Individuals with MS are at higher risk for emotional disorders, which can significantly disrupt family, work, and social life. These mood disorders are highly treatable through a combination of psychiatric and psychological therapy and medication treatment.
The resources exist, but the delivery of these treatments is not always well-implemented. Learning to address your concerns about your emotional reactions with your MS neurologist and other members of your healthcare team is essential. People with MS must not only focus on the physical symptoms of MS, but also on the emotional and psychological symptoms. When needed, ask your physician and/or nurse to refer you to mental-health professionals who are skilled in this area and who ideally have experience with MS or other chronic conditions.

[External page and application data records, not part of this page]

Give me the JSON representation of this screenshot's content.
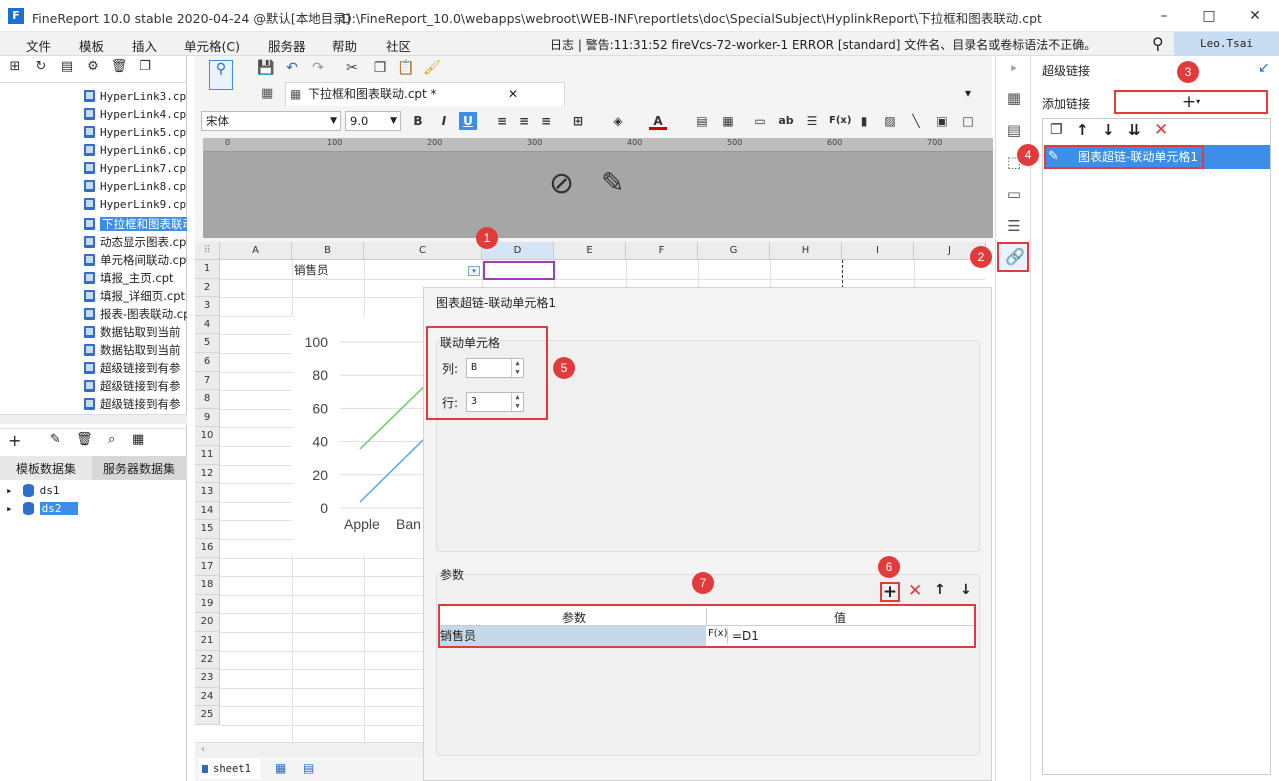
{
  "app": {
    "title": "FineReport 10.0 stable 2020-04-24 @默认[本地目录]",
    "path": "D:\\FineReport_10.0\\webapps\\webroot\\WEB-INF\\reportlets\\doc\\SpecialSubject\\HyplinkReport\\下拉框和图表联动.cpt"
  },
  "menu": {
    "items": [
      "文件",
      "模板",
      "插入",
      "单元格(C)",
      "服务器",
      "帮助",
      "社区"
    ],
    "log": "日志 | 警告:11:31:52 fireVcs-72-worker-1 ERROR [standard] 文件名、目录名或卷标语法不正确。",
    "user": "Leo.Tsai"
  },
  "tree": {
    "items": [
      "HyperLink3.cpt",
      "HyperLink4.cpt",
      "HyperLink5.cpt",
      "HyperLink6.cpt",
      "HyperLink7.cpt",
      "HyperLink8.cpt",
      "HyperLink9.cpt",
      "下拉框和图表联动.cpt",
      "动态显示图表.cpt",
      "单元格间联动.cpt",
      "填报_主页.cpt",
      "填报_详细页.cpt",
      "报表-图表联动.cpt",
      "数据钻取到当前",
      "数据钻取到当前",
      "超级链接到有参",
      "超级链接到有参",
      "超级链接到有参"
    ]
  },
  "datasets": {
    "tab_template": "模板数据集",
    "tab_server": "服务器数据集",
    "items": [
      "ds1",
      "ds2"
    ]
  },
  "editor": {
    "tab_label": "下拉框和图表联动.cpt *",
    "font": "宋体",
    "font_size": "9.0"
  },
  "grid": {
    "columns": [
      "A",
      "B",
      "C",
      "D",
      "E",
      "F",
      "G",
      "H",
      "I",
      "J"
    ],
    "rows": [
      "1",
      "2",
      "3",
      "4",
      "5",
      "6",
      "7",
      "8",
      "9",
      "10",
      "11",
      "12",
      "13",
      "14",
      "15",
      "16",
      "17",
      "18",
      "19",
      "20",
      "21",
      "22",
      "23",
      "24",
      "25"
    ],
    "b1": "销售员",
    "sheet": "sheet1"
  },
  "chart_data": {
    "type": "line",
    "ylim": [
      0,
      100
    ],
    "yticks": [
      "100",
      "80",
      "60",
      "40",
      "20",
      "0"
    ],
    "categories": [
      "Apple",
      "Ban"
    ]
  },
  "dialog": {
    "title": "图表超链-联动单元格1",
    "group_label": "联动单元格",
    "col_label": "列:",
    "col_value": "B",
    "row_label": "行:",
    "row_value": "3",
    "params_label": "参数",
    "th_param": "参数",
    "th_value": "值",
    "row_param": "销售员",
    "row_formula": "=D1"
  },
  "right": {
    "title": "超级链接",
    "add_label": "添加链接",
    "link_item": "图表超链-联动单元格1"
  },
  "badges": [
    "1",
    "2",
    "3",
    "4",
    "5",
    "6",
    "7"
  ]
}
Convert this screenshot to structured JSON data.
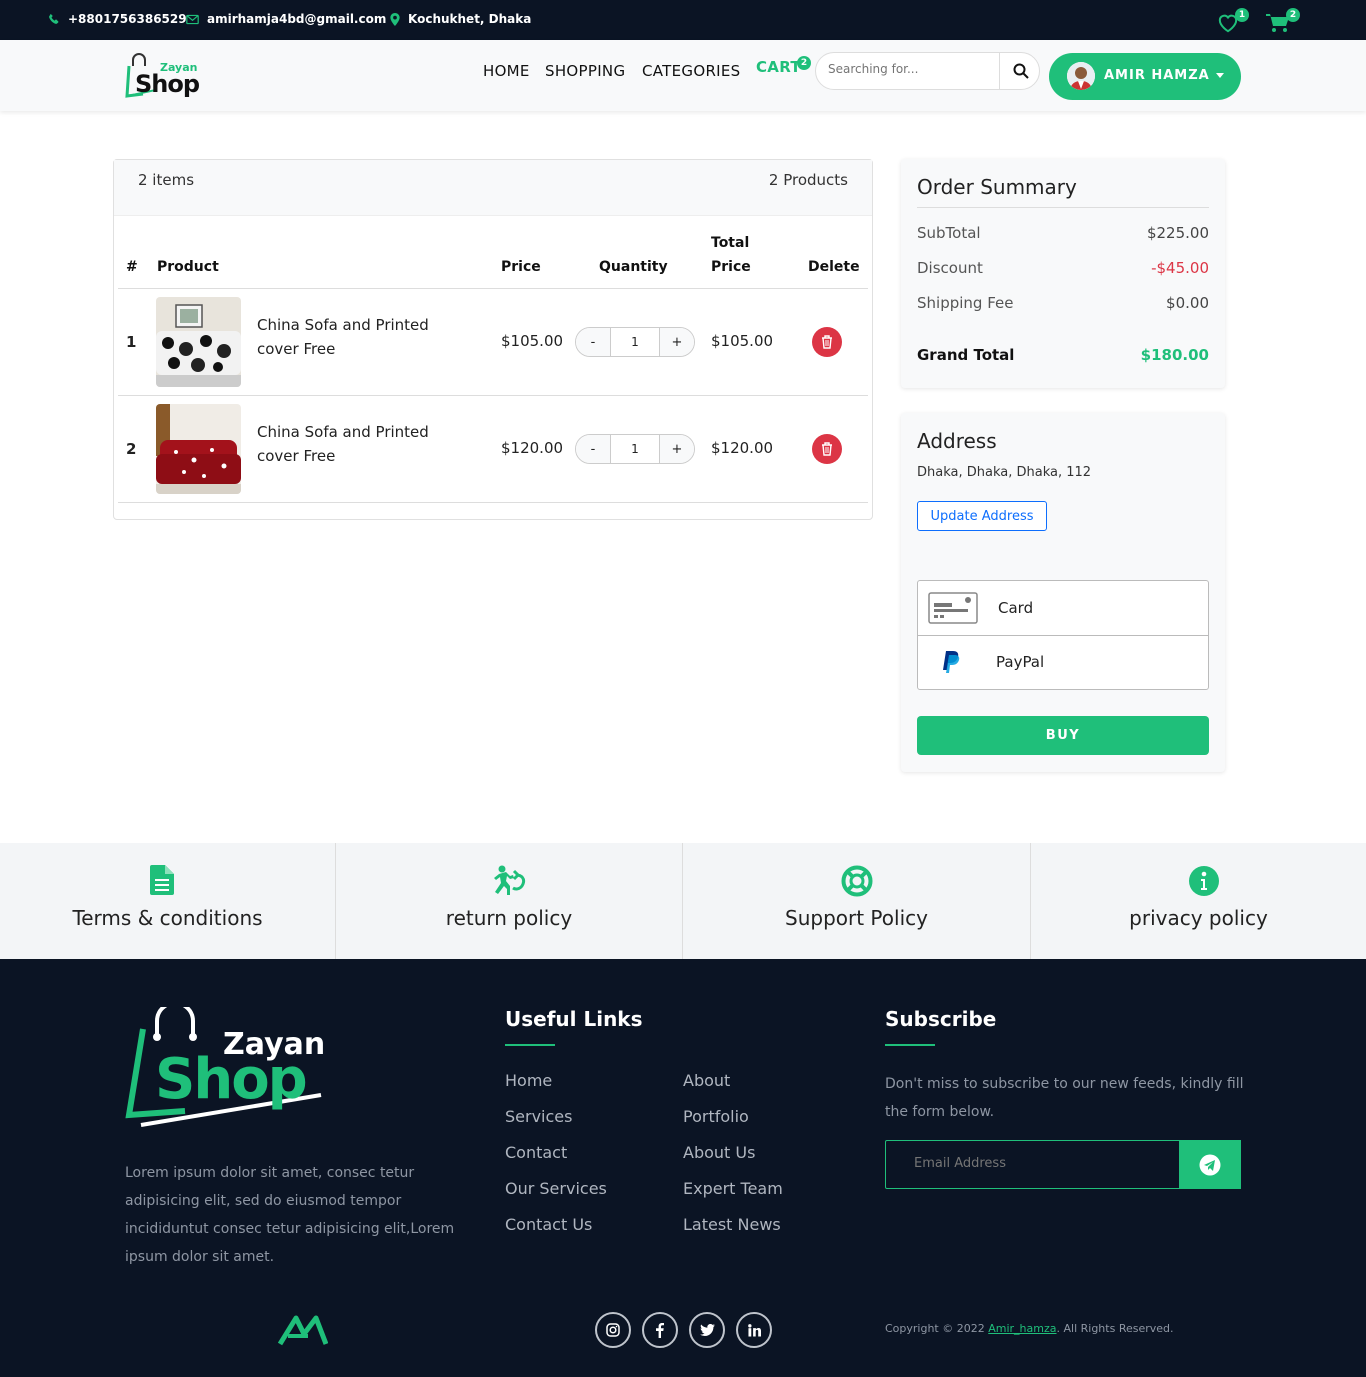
{
  "topbar": {
    "phone": "+8801756386529",
    "email": "amirhamja4bd@gmail.com",
    "location": "Kochukhet, Dhaka",
    "wishlist_count": "1",
    "cart_count": "2"
  },
  "nav": {
    "logo_top": "Zayan",
    "logo_main": "Shop",
    "links": [
      "HOME",
      "SHOPPING",
      "CATEGORIES"
    ],
    "cart_label": "CART",
    "cart_badge": "2",
    "search_placeholder": "Searching for...",
    "user_name": "AMIR HAMZA"
  },
  "cart": {
    "items_label": "2 items",
    "products_label": "2 Products",
    "headers": {
      "num": "#",
      "product": "Product",
      "price": "Price",
      "quantity": "Quantity",
      "total_line1": "Total",
      "total_line2": "Price",
      "delete": "Delete"
    },
    "rows": [
      {
        "num": "1",
        "name_line1": "China Sofa and Printed",
        "name_line2": "cover Free",
        "price": "$105.00",
        "qty": "1",
        "total": "$105.00"
      },
      {
        "num": "2",
        "name_line1": "China Sofa and Printed",
        "name_line2": "cover Free",
        "price": "$120.00",
        "qty": "1",
        "total": "$120.00"
      }
    ],
    "minus": "-",
    "plus": "+"
  },
  "summary": {
    "title": "Order Summary",
    "subtotal_label": "SubTotal",
    "subtotal": "$225.00",
    "discount_label": "Discount",
    "discount": "-$45.00",
    "shipping_label": "Shipping Fee",
    "shipping": "$0.00",
    "grand_label": "Grand Total",
    "grand": "$180.00"
  },
  "address": {
    "title": "Address",
    "value": "Dhaka, Dhaka, Dhaka, 112",
    "update_button": "Update Address",
    "payment_options": [
      "Card",
      "PayPal"
    ],
    "buy_button": "BUY"
  },
  "policies": [
    "Terms & conditions",
    "return policy",
    "Support Policy",
    "privacy policy"
  ],
  "footer": {
    "logo_top": "Zayan",
    "logo_main": "Shop",
    "about": "Lorem ipsum dolor sit amet, consec tetur adipisicing elit, sed do eiusmod tempor incididuntut consec tetur adipisicing elit,Lorem ipsum dolor sit amet.",
    "useful_title": "Useful Links",
    "links_col1": [
      "Home",
      "Services",
      "Contact",
      "Our Services",
      "Contact Us"
    ],
    "links_col2": [
      "About",
      "Portfolio",
      "About Us",
      "Expert Team",
      "Latest News"
    ],
    "subscribe_title": "Subscribe",
    "subscribe_text": "Don't miss to subscribe to our new feeds, kindly fill the form below.",
    "email_placeholder": "Email Address",
    "copyright_prefix": "Copyright © 2022 ",
    "copyright_link": "Amir_hamza",
    "copyright_suffix": ". All Rights Reserved."
  },
  "colors": {
    "accent": "#1fbf7a",
    "dark": "#0b1424",
    "danger": "#dc3545"
  }
}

Please note, however, that mental-health professionals who specialize in MS are extremely limited. According to MSAA’s client services department, “When people call for a referral, we refer them first to their MS center or neurologist, who may have someone to recommend. As a second option, we advise people with insurance to check with their provider for mental-health professionals who have a specialty in chronic illness, pain management, or neurological disorders. We explain that not every therapist may be a good match for every person, and that individuals may need to schedule a few introductory sessions with different providers before finding someone they are comfortable with.”
We hope that this article will help individuals with MS who are experiencing emotional or psychological issues to know that they are not alone – and that they should not feel embarrassed over these symptoms that they cannot control. Seeking help by discussing these issues with your doctor is the first step toward returning to a happier and more satisfying quality of life.
Readers may visit MSAA’s website at mymsaa.org, or call MSAA at (800) 532-7667, for more information.